The poet was a fan of routine, strictly adhering to a schedule of working in the morning from 7 to 11:30. He said: “Only the ‘Hitlers of the world’ work at night; no honest artist does.” He also took lots of drugs. Mason Currey, in his new book Daily Rituals: How Artists Work says that “Auden regarded amphetamines as one of the ‘labor-saving devices’ in the ‘mental kitchen,’ alongside alcohol, coffee, and tobacco— although he was well aware that ‘these mechanisms are very crude, liable to injure the cook, and constantly breaking down.'”
The famed director also wrote scripts–he wrote in the morning, at lunch (the same meal on most days) and then wrote from 1 p.m. to 3 p.m., followed by a walk.
The In Cold Blood author preferred to write in bed and was somewhat compulsive–among his “superstitions,” he couldn’t stand any more than three cigarette butts in an ashtray at once.
5. Maya Angelou
Maya Angelou favors writing in sparse hotel rooms. She typically works from 7 a.m. to 2 p.m., accompanied by a dictionary, a Bible, and a bottle of sherry.
6. David Lynch
In addition to consuming a lot of sugar, Lynch has an ongoing ritual–transcendental meditation. He started the practice in 1973 and has remained an advocate.
7. Stephen King
“It starts with this: put your desk in the corner, and every time you sit down there to write, remind yourself why it isn’t in the middle of the room. Life isn’t a support system for art. It’s the other way around.”

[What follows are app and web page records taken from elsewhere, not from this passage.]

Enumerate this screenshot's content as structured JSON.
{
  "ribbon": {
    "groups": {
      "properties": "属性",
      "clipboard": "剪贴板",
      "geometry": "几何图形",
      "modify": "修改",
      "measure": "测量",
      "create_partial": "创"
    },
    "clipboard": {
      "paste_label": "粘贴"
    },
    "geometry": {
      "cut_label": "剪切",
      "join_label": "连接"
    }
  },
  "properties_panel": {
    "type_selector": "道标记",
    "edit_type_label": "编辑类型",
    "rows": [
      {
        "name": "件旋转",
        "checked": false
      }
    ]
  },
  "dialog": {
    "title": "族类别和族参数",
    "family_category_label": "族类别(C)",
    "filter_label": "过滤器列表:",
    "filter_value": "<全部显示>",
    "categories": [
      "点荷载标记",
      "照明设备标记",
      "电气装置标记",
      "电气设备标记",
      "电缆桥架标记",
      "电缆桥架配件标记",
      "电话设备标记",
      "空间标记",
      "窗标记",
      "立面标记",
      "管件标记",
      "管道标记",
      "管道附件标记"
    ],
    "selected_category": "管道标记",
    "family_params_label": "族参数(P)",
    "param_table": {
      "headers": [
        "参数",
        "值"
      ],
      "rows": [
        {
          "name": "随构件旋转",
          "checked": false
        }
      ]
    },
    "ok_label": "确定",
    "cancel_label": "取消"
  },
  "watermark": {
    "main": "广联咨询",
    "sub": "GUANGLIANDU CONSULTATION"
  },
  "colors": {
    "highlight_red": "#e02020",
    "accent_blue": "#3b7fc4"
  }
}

Liked her sugar and her nicotine. In the morning, she worked in bed with matches, cigarettes, ashtrays, coffee, donuts, and cup of sugar. And at night, a stiff drink. One presumes the donuts were gone by nightfall.
Usually worked for about three hours in the evening after his “regular” job as an advertising executive. Even when he quit his day job following the success of Catch-22, he still only wrote a few hours a day.
10. JK Rowling
“Whatever job I had, I was always writing like crazy. All I ever liked about offices was being able to type up stories on the computer when no one was looking. I was never paying much attention in meetings because I was usually scribbling bits of my latest stories in the margins of the pad or thinking up names for my characters. This is a problem when you’re supposed to be taking minutes of the meeting.”